Is it me, or is everyone as of late super worked up over everything political? And I don't mean worked up in a productive, good way. I mean worked up as in angry, vengeful, awful. Don't get me wrong, every healthy society I think needs a little anger to fill the sails. Without anger and passion, the political system never changes--never gets any better.
But right now, in March 2010 in the United States of America, all I see is hate. In the Boston Globe today, a GOP senator from New Hampshire was quoted saying "Obviously, the damage has been done," regarding the recently passed health bill. Um, damage? It's like he was talking about a hurricane or a terrorist attack. The health bill is going to--DUN DUN DUN--oh no! HELP PEOPLE WHO NEED HELP.
When I watched the House of Representatives the other night, I was flabbergasted (great word, huh?). But seriously, I was. These people were unmovable, unagreeable, and completely stuck in the mud. I couldn't agree with anyone, and no one could agree with each other. No one seemed to be willing to hear what anyone else had to say. Allegedly, a congressman even yelled "baby killer" at his colleague, nearly as offensive as the congressman who yelled "you lie!" at the President (no one would have done that to Bush even though he did lie, but don't even get me started on that tangent). It was at that moment I hated American politics more than ever.
Perhaps my hatred at the political atmosphere of the nation is just territory that goes along with being part of this generation. I have a couple of friends who are politically motivated, but many who simply don't care. I am the most liberal out of all of my friends, but at the same time, no one is very willing to have a good chat and try to see eye to eye. Everyone seems to want a fight. I'm not particularly good at this either, though I hope I am getting better at trying to see the other side of the coin. Everyone should try to at least meet half way. Recently, a senator from Indiana, Democrat Evan Bayh, announced that he would not run for re-election. He used this announcement, the New York Times said, to "lambaste a Senate that he described as frozen by partisan politics and incapable of passing even basic legislation" (from the N.Y. Times, February 16). Is this what politics in America has come to? Even our senators are becoming disenchanted at this hopeless system that cannot achieve anything.
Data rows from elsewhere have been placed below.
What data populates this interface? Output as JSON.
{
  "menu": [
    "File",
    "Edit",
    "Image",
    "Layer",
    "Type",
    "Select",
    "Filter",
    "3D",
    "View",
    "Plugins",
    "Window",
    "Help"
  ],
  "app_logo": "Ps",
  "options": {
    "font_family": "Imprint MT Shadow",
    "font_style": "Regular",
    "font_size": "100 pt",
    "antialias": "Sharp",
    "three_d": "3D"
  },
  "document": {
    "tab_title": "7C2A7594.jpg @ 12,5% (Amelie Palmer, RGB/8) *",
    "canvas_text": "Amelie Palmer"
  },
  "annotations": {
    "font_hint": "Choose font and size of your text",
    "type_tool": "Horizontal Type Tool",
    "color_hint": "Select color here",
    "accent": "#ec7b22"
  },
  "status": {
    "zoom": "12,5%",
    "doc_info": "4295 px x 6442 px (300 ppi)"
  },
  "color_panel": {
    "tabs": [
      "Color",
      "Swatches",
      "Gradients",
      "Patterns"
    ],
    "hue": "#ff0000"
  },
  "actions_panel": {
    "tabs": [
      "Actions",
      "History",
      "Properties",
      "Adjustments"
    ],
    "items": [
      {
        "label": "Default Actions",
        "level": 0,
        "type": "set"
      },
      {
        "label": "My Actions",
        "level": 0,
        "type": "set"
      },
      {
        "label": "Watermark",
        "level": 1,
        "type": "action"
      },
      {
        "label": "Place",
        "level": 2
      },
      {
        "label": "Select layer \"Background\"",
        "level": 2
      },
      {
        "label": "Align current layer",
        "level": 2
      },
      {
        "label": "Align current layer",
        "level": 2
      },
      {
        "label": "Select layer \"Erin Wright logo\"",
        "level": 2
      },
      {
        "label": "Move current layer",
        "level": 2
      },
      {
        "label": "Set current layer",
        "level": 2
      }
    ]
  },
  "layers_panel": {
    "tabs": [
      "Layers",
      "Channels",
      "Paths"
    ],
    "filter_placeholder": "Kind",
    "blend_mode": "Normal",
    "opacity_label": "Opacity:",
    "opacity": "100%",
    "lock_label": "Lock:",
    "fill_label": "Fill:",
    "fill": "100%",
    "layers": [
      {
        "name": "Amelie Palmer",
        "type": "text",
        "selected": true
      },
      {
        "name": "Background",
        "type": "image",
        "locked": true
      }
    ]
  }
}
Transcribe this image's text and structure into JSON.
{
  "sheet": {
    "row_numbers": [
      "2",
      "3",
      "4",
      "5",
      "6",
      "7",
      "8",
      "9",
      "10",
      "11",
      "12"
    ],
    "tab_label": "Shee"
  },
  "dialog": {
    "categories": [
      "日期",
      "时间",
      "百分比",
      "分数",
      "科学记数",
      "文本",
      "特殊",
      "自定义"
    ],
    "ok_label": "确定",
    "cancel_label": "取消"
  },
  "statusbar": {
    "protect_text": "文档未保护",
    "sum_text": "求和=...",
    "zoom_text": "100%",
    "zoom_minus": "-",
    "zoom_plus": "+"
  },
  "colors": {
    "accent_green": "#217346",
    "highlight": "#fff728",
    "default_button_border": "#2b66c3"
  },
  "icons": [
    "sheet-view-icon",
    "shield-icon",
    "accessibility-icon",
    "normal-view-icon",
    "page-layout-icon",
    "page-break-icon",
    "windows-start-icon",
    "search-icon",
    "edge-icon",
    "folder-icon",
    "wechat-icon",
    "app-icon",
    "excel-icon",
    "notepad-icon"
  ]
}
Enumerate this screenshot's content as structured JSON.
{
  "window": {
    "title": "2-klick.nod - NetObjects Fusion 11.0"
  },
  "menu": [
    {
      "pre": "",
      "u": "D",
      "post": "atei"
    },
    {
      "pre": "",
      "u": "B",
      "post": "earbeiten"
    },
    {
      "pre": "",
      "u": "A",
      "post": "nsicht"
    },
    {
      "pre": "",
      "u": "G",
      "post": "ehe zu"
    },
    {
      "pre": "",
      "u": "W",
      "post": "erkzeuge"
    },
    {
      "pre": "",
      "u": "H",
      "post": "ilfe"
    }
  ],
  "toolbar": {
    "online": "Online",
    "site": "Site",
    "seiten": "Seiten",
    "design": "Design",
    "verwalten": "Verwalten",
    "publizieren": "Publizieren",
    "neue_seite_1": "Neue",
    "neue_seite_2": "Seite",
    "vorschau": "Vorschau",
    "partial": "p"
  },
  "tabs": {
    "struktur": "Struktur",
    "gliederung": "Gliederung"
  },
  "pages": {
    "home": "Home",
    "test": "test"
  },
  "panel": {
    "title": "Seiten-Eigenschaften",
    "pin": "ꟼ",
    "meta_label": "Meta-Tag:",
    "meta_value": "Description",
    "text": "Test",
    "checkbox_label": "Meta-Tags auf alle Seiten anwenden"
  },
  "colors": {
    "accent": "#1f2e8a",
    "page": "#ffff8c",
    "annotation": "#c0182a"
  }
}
In saying that, this recent passage of the health care bill was important. Not everyone may agree, but at least now we know that Washington can get something done. Allen Boyd, a congressman from Florida, said it best:
"Earlier I heard the gentle lady from Washington State say 'it's the wrong time.' For 22 years in my legislative service as I've been trying to find solutions I've heard 'it's the wrong time'...the other side has brought us no viable alternatives...[so] if not this, then what? If not now, then when?"
I believe he is right. If we cannot do anything now, when will we ever be able to do anything? I wish people would stop being so angry about this, and I wish it wasn't so easy to be apathetic and disenchanted.
If anyone needs proof that Allen Boyd actually said that, it can be found here. You'll have to fast forward to about 2:54.